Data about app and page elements
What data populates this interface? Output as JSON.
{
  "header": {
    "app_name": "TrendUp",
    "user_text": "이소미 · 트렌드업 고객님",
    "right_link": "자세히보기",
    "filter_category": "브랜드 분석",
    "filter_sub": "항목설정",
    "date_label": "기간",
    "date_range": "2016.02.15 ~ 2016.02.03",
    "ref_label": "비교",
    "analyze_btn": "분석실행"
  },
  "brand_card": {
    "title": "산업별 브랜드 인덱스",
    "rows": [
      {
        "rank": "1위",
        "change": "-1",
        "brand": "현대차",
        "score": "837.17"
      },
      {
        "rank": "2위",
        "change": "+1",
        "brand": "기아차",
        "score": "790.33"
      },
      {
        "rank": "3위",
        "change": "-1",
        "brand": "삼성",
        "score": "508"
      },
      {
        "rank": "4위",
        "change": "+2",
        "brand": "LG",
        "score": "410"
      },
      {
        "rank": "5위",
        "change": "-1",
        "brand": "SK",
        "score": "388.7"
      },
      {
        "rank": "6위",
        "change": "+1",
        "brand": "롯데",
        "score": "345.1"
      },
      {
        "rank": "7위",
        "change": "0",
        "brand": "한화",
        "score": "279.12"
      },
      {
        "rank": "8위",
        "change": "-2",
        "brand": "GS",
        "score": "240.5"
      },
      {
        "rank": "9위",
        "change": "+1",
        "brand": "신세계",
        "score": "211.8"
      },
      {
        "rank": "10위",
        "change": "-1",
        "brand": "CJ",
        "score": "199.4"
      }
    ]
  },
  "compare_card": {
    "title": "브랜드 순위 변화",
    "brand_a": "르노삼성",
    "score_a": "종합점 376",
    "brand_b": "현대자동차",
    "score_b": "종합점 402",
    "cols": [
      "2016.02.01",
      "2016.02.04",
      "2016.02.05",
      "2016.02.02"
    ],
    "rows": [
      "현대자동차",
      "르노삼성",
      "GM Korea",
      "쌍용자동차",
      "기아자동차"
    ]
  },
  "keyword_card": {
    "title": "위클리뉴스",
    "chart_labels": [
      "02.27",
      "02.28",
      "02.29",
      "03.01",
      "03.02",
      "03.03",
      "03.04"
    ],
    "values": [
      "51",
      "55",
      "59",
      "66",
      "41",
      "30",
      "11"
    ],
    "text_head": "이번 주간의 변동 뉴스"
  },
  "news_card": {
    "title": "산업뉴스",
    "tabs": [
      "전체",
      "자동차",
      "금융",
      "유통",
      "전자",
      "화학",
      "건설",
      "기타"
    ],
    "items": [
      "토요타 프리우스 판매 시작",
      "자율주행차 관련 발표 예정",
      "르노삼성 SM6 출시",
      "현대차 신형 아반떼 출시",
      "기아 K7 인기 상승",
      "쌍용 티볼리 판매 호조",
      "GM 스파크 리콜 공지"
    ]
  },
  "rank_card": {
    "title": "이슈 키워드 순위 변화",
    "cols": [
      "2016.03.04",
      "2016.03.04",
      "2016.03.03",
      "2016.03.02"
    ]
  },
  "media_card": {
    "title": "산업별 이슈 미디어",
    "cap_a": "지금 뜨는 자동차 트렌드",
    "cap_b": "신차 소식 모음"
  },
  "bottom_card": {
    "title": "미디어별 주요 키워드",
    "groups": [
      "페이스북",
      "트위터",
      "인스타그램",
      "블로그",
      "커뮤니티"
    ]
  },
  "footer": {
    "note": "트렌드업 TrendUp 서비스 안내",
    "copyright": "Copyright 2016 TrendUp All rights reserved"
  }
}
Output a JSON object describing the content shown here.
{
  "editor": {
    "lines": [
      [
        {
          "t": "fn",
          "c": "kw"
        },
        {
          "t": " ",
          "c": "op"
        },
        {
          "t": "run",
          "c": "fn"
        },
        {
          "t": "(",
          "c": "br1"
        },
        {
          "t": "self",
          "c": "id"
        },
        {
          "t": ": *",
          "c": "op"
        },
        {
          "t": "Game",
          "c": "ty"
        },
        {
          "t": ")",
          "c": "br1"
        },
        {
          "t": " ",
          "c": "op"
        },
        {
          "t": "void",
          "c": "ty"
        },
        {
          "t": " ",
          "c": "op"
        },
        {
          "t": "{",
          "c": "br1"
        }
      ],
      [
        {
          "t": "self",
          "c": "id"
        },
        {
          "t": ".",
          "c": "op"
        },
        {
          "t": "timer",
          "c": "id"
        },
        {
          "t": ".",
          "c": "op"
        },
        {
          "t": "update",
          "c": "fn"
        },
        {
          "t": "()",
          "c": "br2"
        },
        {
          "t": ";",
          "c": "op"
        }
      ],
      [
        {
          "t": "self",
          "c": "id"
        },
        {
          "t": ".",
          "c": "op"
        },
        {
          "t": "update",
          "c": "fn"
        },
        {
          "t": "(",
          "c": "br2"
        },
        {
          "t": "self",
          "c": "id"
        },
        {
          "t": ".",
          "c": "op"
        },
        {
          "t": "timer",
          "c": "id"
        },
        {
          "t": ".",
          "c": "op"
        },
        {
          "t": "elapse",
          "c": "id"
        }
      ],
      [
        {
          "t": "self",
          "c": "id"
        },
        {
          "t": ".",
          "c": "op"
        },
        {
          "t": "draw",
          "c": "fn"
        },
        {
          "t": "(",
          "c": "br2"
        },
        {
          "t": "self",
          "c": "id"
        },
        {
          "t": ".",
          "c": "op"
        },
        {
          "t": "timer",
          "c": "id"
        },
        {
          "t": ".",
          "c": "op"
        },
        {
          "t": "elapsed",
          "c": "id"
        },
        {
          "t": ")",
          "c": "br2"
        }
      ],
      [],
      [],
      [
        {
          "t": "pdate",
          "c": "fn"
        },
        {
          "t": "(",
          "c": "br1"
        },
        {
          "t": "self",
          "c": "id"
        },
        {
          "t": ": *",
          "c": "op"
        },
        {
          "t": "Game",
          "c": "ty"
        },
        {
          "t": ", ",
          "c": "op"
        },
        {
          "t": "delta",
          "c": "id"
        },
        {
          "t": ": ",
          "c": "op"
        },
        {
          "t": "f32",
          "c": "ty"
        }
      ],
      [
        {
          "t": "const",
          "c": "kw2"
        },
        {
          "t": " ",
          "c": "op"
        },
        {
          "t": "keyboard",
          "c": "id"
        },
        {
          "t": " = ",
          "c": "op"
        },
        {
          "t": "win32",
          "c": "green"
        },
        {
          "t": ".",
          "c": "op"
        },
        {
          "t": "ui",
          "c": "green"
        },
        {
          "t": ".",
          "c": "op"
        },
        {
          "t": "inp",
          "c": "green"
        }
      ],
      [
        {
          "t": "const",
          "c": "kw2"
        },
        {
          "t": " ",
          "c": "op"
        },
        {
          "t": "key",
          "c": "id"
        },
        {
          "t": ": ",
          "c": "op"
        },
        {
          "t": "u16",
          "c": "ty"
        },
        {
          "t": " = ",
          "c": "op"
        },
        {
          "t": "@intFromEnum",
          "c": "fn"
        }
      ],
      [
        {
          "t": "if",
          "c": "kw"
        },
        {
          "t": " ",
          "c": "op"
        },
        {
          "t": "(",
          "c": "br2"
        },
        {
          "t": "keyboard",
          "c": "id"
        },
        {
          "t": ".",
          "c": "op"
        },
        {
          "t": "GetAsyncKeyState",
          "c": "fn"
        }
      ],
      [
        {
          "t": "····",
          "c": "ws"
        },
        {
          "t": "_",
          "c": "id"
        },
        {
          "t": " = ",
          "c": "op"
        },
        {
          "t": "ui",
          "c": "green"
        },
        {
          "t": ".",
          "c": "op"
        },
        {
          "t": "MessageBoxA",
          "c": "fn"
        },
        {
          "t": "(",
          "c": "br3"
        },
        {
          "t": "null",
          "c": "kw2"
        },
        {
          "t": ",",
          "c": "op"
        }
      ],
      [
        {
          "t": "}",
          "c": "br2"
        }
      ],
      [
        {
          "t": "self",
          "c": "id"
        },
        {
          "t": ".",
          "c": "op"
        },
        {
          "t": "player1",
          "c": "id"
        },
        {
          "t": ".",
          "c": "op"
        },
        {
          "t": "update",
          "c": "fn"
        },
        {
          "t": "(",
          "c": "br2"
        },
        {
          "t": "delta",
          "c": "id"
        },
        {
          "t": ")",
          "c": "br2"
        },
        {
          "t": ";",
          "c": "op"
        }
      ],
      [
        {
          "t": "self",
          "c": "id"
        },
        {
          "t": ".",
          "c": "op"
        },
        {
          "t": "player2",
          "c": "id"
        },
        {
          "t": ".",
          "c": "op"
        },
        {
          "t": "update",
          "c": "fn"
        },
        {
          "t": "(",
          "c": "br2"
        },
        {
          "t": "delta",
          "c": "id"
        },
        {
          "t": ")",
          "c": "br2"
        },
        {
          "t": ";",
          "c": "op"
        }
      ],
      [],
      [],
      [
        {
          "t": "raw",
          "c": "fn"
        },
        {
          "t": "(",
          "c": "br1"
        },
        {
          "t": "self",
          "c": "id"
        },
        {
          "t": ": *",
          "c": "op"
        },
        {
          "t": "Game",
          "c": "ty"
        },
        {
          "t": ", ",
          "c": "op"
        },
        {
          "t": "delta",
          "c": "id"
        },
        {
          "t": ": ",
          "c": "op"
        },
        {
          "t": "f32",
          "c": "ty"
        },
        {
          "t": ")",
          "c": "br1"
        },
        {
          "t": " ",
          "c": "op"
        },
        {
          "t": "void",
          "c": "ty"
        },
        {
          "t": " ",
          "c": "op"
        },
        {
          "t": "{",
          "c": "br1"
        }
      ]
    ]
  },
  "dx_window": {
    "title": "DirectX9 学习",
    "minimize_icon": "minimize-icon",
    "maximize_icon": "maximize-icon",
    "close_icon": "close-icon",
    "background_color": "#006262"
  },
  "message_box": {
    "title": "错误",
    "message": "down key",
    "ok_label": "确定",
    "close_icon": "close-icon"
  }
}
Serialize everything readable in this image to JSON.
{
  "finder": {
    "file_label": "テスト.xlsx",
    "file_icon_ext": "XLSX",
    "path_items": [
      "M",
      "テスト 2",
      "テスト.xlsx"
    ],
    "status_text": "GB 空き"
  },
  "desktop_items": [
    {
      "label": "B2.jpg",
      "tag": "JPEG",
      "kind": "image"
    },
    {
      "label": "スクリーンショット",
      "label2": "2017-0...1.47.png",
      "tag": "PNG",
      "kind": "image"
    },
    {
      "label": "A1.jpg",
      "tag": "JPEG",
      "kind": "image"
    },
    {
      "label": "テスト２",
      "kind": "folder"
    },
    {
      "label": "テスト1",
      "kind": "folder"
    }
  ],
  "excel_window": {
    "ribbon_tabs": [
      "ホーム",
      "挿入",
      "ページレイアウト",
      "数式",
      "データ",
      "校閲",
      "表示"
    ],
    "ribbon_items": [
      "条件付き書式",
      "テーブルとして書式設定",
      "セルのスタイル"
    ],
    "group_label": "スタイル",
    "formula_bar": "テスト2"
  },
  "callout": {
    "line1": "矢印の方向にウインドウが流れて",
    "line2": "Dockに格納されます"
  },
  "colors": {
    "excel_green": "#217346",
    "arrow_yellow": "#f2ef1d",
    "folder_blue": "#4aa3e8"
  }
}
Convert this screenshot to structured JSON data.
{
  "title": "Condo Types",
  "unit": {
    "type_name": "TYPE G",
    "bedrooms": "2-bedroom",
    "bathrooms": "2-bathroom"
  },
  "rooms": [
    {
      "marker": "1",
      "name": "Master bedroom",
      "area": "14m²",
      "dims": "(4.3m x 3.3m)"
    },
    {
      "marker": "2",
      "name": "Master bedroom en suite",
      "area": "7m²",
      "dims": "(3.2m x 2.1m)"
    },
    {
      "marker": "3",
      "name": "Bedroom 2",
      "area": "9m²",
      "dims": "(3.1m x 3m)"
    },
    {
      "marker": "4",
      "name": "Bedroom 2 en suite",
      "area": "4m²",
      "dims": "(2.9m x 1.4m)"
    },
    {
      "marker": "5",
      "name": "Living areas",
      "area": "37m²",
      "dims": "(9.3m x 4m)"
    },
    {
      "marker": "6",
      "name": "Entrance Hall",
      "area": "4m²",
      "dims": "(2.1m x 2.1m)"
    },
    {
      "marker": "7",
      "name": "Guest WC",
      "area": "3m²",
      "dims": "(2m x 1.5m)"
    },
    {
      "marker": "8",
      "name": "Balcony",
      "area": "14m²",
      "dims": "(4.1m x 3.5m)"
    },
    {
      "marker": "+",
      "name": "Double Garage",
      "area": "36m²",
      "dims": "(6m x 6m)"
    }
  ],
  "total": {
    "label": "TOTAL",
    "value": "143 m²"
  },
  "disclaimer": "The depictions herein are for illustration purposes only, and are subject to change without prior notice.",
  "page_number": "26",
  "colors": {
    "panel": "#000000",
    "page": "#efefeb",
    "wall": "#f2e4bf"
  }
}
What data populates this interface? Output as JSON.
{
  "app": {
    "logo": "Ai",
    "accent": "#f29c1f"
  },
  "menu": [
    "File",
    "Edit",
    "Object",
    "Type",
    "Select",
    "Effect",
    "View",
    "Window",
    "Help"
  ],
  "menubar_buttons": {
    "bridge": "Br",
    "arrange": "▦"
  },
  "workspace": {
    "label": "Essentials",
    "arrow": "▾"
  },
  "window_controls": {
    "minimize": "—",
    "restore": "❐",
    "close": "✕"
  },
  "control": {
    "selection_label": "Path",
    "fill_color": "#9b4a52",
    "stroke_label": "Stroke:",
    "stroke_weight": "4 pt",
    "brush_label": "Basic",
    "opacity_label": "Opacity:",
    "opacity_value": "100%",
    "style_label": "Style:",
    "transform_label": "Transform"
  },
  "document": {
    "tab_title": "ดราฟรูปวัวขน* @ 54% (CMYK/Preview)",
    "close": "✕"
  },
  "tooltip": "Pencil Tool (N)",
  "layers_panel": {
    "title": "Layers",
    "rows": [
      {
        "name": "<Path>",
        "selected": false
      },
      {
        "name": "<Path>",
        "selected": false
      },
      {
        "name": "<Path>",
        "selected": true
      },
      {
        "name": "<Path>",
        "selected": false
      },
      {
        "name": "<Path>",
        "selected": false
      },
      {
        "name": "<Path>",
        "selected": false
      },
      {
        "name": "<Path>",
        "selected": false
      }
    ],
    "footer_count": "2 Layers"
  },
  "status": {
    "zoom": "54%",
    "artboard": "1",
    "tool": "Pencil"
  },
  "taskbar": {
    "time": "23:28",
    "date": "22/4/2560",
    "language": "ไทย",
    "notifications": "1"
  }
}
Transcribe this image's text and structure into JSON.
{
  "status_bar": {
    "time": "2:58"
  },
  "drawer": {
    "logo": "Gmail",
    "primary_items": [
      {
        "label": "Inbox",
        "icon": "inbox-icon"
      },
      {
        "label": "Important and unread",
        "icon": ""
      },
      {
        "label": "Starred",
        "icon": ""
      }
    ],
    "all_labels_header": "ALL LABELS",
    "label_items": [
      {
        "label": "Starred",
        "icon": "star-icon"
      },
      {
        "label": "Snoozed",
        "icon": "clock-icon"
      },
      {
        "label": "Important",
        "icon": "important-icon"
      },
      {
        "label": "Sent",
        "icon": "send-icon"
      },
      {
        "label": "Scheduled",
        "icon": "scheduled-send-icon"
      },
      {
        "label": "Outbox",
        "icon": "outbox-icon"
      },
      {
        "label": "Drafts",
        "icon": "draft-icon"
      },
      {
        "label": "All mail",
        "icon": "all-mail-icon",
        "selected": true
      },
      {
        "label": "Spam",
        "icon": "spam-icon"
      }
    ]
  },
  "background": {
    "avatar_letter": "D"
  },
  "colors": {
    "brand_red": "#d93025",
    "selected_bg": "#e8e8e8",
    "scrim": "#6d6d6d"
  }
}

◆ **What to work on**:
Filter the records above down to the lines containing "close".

◆ **Answer below**:
    "close_icon": "close-icon",
    "close_icon": "close-icon"
    "close": "✕"
    "close": "✕"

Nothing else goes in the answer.